───── Materials provided

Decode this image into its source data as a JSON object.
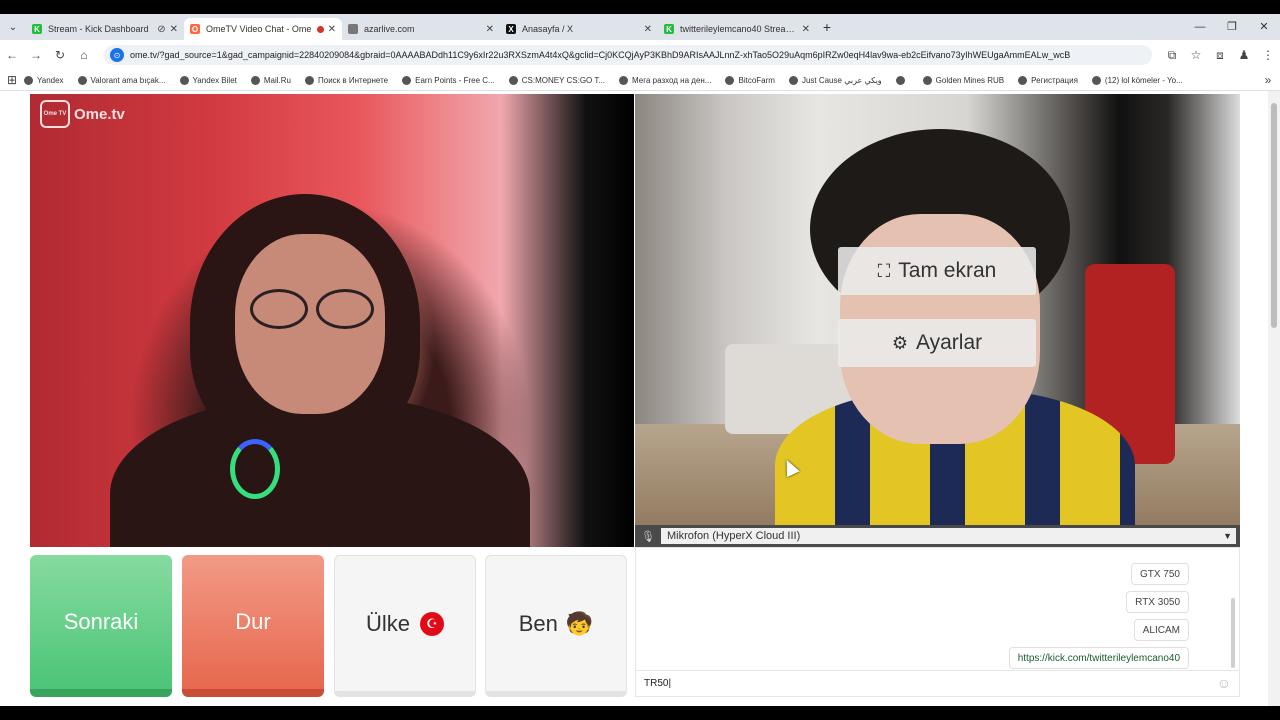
{
  "browser": {
    "tabs": [
      {
        "title": "Stream - Kick Dashboard",
        "favicon_color": "#1fbf3a",
        "favicon_glyph": "K"
      },
      {
        "title": "OmeTV Video Chat - Ome",
        "favicon_color": "#ff6a3d",
        "favicon_glyph": "O",
        "active": true
      },
      {
        "title": "azarlive.com",
        "favicon_color": "#777777",
        "favicon_glyph": ""
      },
      {
        "title": "Anasayfa / X",
        "favicon_color": "#111111",
        "favicon_glyph": "X"
      },
      {
        "title": "twitterileylemcano40 Stream - K",
        "favicon_color": "#1fbf3a",
        "favicon_glyph": "K"
      }
    ],
    "url": "ome.tv/?gad_source=1&gad_campaignid=22840209084&gbraid=0AAAABADdh11C9y6xIr22u3RXSzmA4t4xQ&gclid=Cj0KCQjAyP3KBhD9ARIsAAJLnnZ-xhTao5O29uAqm6pIRZw0eqH4lav9wa-eb2cEifvano73yIhWEUgaAmmEALw_wcB",
    "bookmarks": [
      "Yandex",
      "Valorant ama bıçak...",
      "Yandex Bilet",
      "Mail.Ru",
      "Поиск в Интернете",
      "Earn Points - Free C...",
      "CS:MONEY CS:GO T...",
      "Мега разход на ден...",
      "BitcoFarm",
      "Just Cause ويكي عربي",
      "",
      "Golden Mines RUB",
      "Регистрация",
      "(12) lol kömeler - Yo..."
    ]
  },
  "app": {
    "logo_text": "Ome.tv",
    "logo_badge": "Ome TV",
    "overlay": {
      "fullscreen_label": "Tam ekran",
      "settings_label": "Ayarlar"
    },
    "mic": {
      "selected": "Mikrofon (HyperX Cloud III)"
    },
    "buttons": {
      "next": "Sonraki",
      "stop": "Dur",
      "country": "Ülke",
      "me": "Ben",
      "country_flag": "☪",
      "me_emoji": "🧒"
    },
    "chat": {
      "messages": [
        "GTX 750",
        "RTX 3050",
        "ALICAM",
        "https://kick.com/twitterileylemcano40"
      ],
      "input_value": "TR50"
    }
  }
}
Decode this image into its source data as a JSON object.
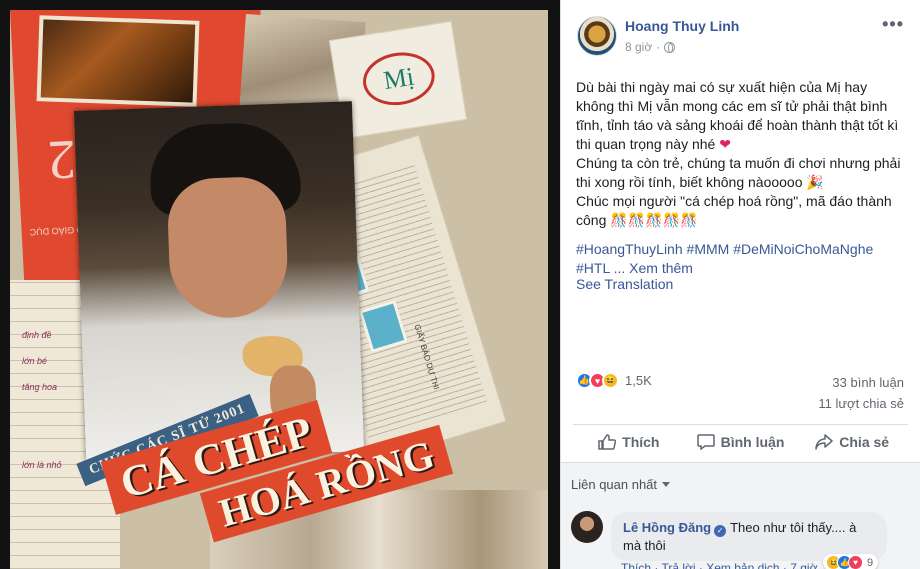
{
  "poster": {
    "banner_small": "CHỨC CÁC SĨ TỬ 2001",
    "banner_line1": "CÁ CHÉP",
    "banner_line2": "HOÁ RỒNG",
    "sticker_text": "Mị",
    "red_paper_text": "ĐÃI 12",
    "red_paper_small": "BỘ GIÁO DỤC",
    "newspaper_vertical": "GIẤY BÁO DỰ THI",
    "notebook_lines": [
      "định đề",
      "lớn bé",
      "tăng hoa",
      "lớn là nhỏ"
    ]
  },
  "post": {
    "author": "Hoang Thuy Linh",
    "time": "8 giờ",
    "more_label": "•••",
    "body": [
      "Dù bài thi ngày mai có sự xuất hiện của Mị hay không thì Mị vẫn mong các em sĩ tử phải thật bình tĩnh, tỉnh táo và sảng khoái để hoàn thành thật tốt kì thi quan trọng này nhé",
      "Chúng ta còn trẻ, chúng ta muốn đi chơi nhưng phải thi xong rồi tính, biết không nàooooo",
      "Chúc mọi người \"cá chép hoá rồng\", mã đáo thành công"
    ],
    "heart_glyph": "❤",
    "party_glyph": "🎉",
    "cake_glyphs": "🎊🎊🎊🎊🎊",
    "hashtags": [
      "#HoangThuyLinh",
      "#MMM",
      "#DeMiNoiChoMaNghe",
      "#HTL"
    ],
    "see_more": "... Xem thêm",
    "see_translation": "See Translation",
    "reaction_count": "1,5K",
    "comments_count": "33 bình luận",
    "shares_count": "11 lượt chia sẻ",
    "actions": {
      "like": "Thích",
      "comment": "Bình luận",
      "share": "Chia sẻ"
    }
  },
  "comments": {
    "sort_label": "Liên quan nhất",
    "items": [
      {
        "author": "Lê Hồng Đăng",
        "text": "Theo như tôi thấy.... à mà thôi",
        "reaction_count": "9",
        "links": "Thích · Trả lời · Xem bản dịch · 7 giờ"
      }
    ]
  },
  "colors": {
    "link": "#385898",
    "like_blue": "#1877f2",
    "love_red": "#f33e58",
    "haha_yellow": "#f7b928"
  }
}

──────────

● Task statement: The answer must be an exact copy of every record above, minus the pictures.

● Task response:
Decode this image into its source data as a JSON object.
{
  "browser": {
    "tabs": [
      {
        "title": "Stream - Kick Dashboard",
        "favicon_color": "#1fbf3a",
        "favicon_glyph": "K"
      },
      {
        "title": "OmeTV Video Chat - Ome",
        "favicon_color": "#ff6a3d",
        "favicon_glyph": "O",
        "active": true
      },
      {
        "title": "azarlive.com",
        "favicon_color": "#777777",
        "favicon_glyph": ""
      },
      {
        "title": "Anasayfa / X",
        "favicon_color": "#111111",
        "favicon_glyph": "X"
      },
      {
        "title": "twitterileylemcano40 Stream - K",
        "favicon_color": "#1fbf3a",
        "favicon_glyph": "K"
      }
    ],
    "url": "ome.tv/?gad_source=1&gad_campaignid=22840209084&gbraid=0AAAABADdh11C9y6xIr22u3RXSzmA4t4xQ&gclid=Cj0KCQjAyP3KBhD9ARIsAAJLnnZ-xhTao5O29uAqm6pIRZw0eqH4lav9wa-eb2cEifvano73yIhWEUgaAmmEALw_wcB",
    "bookmarks": [
      "Yandex",
      "Valorant ama bıçak...",
      "Yandex Bilet",
      "Mail.Ru",
      "Поиск в Интернете",
      "Earn Points - Free C...",
      "CS:MONEY CS:GO T...",
      "Мега разход на ден...",
      "BitcoFarm",
      "Just Cause ويكي عربي",
      "",
      "Golden Mines RUB",
      "Регистрация",
      "(12) lol kömeler - Yo..."
    ]
  },
  "app": {
    "logo_text": "Ome.tv",
    "logo_badge": "Ome TV",
    "overlay": {
      "fullscreen_label": "Tam ekran",
      "settings_label": "Ayarlar"
    },
    "mic": {
      "selected": "Mikrofon (HyperX Cloud III)"
    },
    "buttons": {
      "next": "Sonraki",
      "stop": "Dur",
      "country": "Ülke",
      "me": "Ben",
      "country_flag": "☪",
      "me_emoji": "🧒"
    },
    "chat": {
      "messages": [
        "GTX 750",
        "RTX 3050",
        "ALICAM",
        "https://kick.com/twitterileylemcano40"
      ],
      "input_value": "TR50"
    }
  }
}
Decode this image into its source data as a JSON object.
{
  "poster": {
    "banner_small": "CHỨC CÁC SĨ TỬ 2001",
    "banner_line1": "CÁ CHÉP",
    "banner_line2": "HOÁ RỒNG",
    "sticker_text": "Mị",
    "red_paper_text": "ĐÃI 12",
    "red_paper_small": "BỘ GIÁO DỤC",
    "newspaper_vertical": "GIẤY BÁO DỰ THI",
    "notebook_lines": [
      "định đề",
      "lớn bé",
      "tăng hoa",
      "lớn là nhỏ"
    ]
  },
  "post": {
    "author": "Hoang Thuy Linh",
    "time": "8 giờ",
    "more_label": "•••",
    "body": [
      "Dù bài thi ngày mai có sự xuất hiện của Mị hay không thì Mị vẫn mong các em sĩ tử phải thật bình tĩnh, tỉnh táo và sảng khoái để hoàn thành thật tốt kì thi quan trọng này nhé",
      "Chúng ta còn trẻ, chúng ta muốn đi chơi nhưng phải thi xong rồi tính, biết không nàooooo",
      "Chúc mọi người \"cá chép hoá rồng\", mã đáo thành công"
    ],
    "heart_glyph": "❤",
    "party_glyph": "🎉",
    "cake_glyphs": "🎊🎊🎊🎊🎊",
    "hashtags": [
      "#HoangThuyLinh",
      "#MMM",
      "#DeMiNoiChoMaNghe",
      "#HTL"
    ],
    "see_more": "... Xem thêm",
    "see_translation": "See Translation",
    "reaction_count": "1,5K",
    "comments_count": "33 bình luận",
    "shares_count": "11 lượt chia sẻ",
    "actions": {
      "like": "Thích",
      "comment": "Bình luận",
      "share": "Chia sẻ"
    }
  },
  "comments": {
    "sort_label": "Liên quan nhất",
    "items": [
      {
        "author": "Lê Hồng Đăng",
        "text": "Theo như tôi thấy.... à mà thôi",
        "reaction_count": "9",
        "links": "Thích · Trả lời · Xem bản dịch · 7 giờ"
      }
    ]
  },
  "colors": {
    "link": "#385898",
    "like_blue": "#1877f2",
    "love_red": "#f33e58",
    "haha_yellow": "#f7b928"
  }
}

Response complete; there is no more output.